It’s been three weeks since a FOT column appeared, as I have not had my focus on Talbot at all. A trip below the Antarctic circle to see the terrain and critters down there was most excellent, and quite the diversion.
Meanwhile, the Lakeside affair moves towards resolution, albeit in slow motion.
On December 13th the Council received proof that its 2020 approval of Lakeside was based on false pretenses; the central “facts” presented by the developer were inescapably untrue. Do you share my optimism that, in the face of these revelations, the County Council will “Do the Right Thing” and rescind without prejudice its adoption of R281? (“Without prejudice” enables the developer, Rocks, to come back and present the project to us again, but next time untainted by misleading falsehoods and omissions.)
Here’s why I am optimistic: all five Council members clearly did not know when they adopted R281 that the two pillars on which the approval was granted were false. If any Council member already knew that Lakeside was not “immediate priority” but had always been “unprogrammed,” or that the MDE permits from 2005-06 were actually invalid, then that person would have been complicit and acting in bad faith—and surely that is unthinkable. Plus, there is an extensive record—transcripts and videos—showing just how the Council (and Planning Commission, and public) was misled. Excerpts from that record were presented on December 13th.
As I’ve said, there is no dishonor in having been the party lied to, and having the courage to acknowledge that new information demands a change of position. Rescission is necessary, for any other action is to countenance and endorse falsehood and misrepresentation in the administration of Talbot County government. Given that Lakeside is the biggest and most disruptive project ever proposed in Talbot County, any pretense of integrity in our land use review process would be out the window.
(Rescission is also required for other reasons that, while important, simply pale in comparison to the moral challenge described above. For one thing, in early November the Planning Commission, based on new information about La Trappe Creek and the existing Trappe sewer plant, reconsidered its earlier finding and determined that connecting Phase 1 of Lakeside to that plant, as permitted by R281, is not consistent with our Comp Plan. As consistency is a legal requirement for adoption of a Comprehensive Water and Sewer Plan amendment, that surely requires R281 be reversed—but somehow the Commission’s action continues to be ignored. Also, it turns out the R281 remapped and reclassified sewer service priority for many, many properties not described in the title or text of the legislation!)

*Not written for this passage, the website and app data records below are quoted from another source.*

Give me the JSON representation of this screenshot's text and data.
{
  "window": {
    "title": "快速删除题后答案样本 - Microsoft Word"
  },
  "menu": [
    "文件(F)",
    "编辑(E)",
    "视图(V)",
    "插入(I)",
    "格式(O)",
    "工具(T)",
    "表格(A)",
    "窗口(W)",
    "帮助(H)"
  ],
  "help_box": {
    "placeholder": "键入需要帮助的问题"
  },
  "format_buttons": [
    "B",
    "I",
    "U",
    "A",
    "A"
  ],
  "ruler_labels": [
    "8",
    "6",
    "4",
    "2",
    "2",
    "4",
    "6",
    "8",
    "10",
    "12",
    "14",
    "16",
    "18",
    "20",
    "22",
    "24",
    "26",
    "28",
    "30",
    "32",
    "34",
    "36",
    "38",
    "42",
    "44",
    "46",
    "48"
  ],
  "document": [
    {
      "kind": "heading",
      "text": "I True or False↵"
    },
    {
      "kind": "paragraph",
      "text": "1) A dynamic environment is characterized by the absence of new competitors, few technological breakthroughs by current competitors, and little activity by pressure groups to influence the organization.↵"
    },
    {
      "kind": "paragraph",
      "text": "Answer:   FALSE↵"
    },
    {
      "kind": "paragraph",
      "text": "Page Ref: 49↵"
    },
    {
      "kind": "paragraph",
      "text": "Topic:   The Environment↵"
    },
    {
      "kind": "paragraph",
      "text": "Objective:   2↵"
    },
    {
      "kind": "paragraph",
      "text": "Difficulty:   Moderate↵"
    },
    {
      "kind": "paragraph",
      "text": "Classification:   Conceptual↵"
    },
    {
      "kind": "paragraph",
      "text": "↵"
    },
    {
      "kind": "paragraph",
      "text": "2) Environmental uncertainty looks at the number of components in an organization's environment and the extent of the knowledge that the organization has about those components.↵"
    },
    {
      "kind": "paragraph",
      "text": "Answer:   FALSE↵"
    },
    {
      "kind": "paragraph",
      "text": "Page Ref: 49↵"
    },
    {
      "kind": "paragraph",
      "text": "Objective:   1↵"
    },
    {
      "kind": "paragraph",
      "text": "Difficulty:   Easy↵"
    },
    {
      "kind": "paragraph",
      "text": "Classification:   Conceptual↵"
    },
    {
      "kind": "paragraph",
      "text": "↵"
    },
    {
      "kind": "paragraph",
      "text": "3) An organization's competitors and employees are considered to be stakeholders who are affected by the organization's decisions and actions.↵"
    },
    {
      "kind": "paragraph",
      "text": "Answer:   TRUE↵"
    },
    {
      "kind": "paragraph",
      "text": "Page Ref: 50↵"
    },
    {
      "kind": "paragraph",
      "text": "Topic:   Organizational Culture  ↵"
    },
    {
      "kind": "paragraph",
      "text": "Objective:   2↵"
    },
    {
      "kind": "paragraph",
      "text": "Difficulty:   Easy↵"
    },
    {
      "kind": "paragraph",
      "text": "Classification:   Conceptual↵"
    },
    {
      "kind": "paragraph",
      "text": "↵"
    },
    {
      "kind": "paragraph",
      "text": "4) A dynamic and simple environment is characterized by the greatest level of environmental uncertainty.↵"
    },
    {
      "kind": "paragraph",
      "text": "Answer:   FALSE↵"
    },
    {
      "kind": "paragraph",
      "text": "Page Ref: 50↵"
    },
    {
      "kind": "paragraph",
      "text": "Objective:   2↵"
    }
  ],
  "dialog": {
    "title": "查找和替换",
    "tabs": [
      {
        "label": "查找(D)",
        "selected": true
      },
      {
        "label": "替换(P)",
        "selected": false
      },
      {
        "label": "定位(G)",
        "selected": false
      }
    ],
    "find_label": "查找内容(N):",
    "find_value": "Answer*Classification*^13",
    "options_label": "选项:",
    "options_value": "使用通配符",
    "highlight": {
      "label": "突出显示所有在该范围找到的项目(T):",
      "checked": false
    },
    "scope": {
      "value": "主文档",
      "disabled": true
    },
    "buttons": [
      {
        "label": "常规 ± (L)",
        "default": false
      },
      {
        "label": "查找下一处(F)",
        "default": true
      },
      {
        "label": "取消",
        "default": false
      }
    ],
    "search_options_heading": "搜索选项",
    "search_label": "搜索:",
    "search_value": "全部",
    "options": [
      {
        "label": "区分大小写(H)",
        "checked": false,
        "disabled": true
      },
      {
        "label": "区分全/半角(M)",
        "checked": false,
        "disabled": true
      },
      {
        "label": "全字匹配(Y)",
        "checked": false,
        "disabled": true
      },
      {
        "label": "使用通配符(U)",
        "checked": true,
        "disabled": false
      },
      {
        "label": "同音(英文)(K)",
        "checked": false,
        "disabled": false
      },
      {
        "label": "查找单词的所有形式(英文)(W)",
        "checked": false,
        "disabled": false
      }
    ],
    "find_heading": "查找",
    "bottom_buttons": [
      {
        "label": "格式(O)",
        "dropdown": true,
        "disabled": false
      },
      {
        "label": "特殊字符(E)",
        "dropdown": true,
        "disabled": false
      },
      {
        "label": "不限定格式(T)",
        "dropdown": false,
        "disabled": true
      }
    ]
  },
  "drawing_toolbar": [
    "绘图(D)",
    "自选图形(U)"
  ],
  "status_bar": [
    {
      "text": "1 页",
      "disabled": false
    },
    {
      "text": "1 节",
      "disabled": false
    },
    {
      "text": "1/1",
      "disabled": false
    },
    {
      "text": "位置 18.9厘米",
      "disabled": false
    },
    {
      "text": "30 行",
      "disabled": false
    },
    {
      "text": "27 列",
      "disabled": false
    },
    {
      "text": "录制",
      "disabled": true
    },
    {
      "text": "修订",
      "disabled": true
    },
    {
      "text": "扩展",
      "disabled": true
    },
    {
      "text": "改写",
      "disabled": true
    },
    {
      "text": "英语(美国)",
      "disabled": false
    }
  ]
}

So where is the fly in the ointment? Back in July, near the outset of this effort, the County Attorney told the Council (and all of the rest of us) that the Talbot County Council is powerless to act, that there’s not a thing that the Council can do about it even if it has now learned that it adopted R281 based on Applicant’s false pretenses. Does that sound right to you?
No, me neither.
The so-called opinion was just a bald statement, dicta, not in writing and with no citations or explanation of case law. If those conclusory statements were later backed up in some fashion in writing, we haven’t seen it—and I think we are entitled to it, so we can judge how solid it seems. Because all of us—and the County Council—have also seen the written opinion (complete with citations and the legal reasoning set forth) by Gallagher, Evelius and Jones,
a major Baltimore law firm, asserting that “unquestionably” the Council has unrestricted power to rescind a former action, particularly when based on new information of this sort. (That opinion was obtained for us courtesy of Messrs. Smith, Briggs and McConnel, all local former attorneys troubled by what they had heard from the County Attorney.)
I believe the Council will do the right thing and vote to approve Resolution 308. The reasons are so compelling that that conclusory opinion voiced back in July surely cannot dissuade the Council from right action, especially in the context of the Gallagher treatise. The Council must act, and if there is any question thereafter, the Applicant, the County, MDE and, if necessary, the Circuit Court can sort it out then.
Resolution 308 is on the Council’s January 25th agenda—a week from tomorrow night at 6 pm. That legislation will rescind–without prejudice–the action last year that gave Lakeside the greenlight to proceed (R281). This is scheduled as a “virtual Council meeting,” but as all the information is at long last in hand, I believe we can look forward to the Talbot County Council getting to the right result.
Dan Watson is the former chair of Bipartisan Coalition For New Council Leadership and has lived in Talbot County for the last twenty-five years.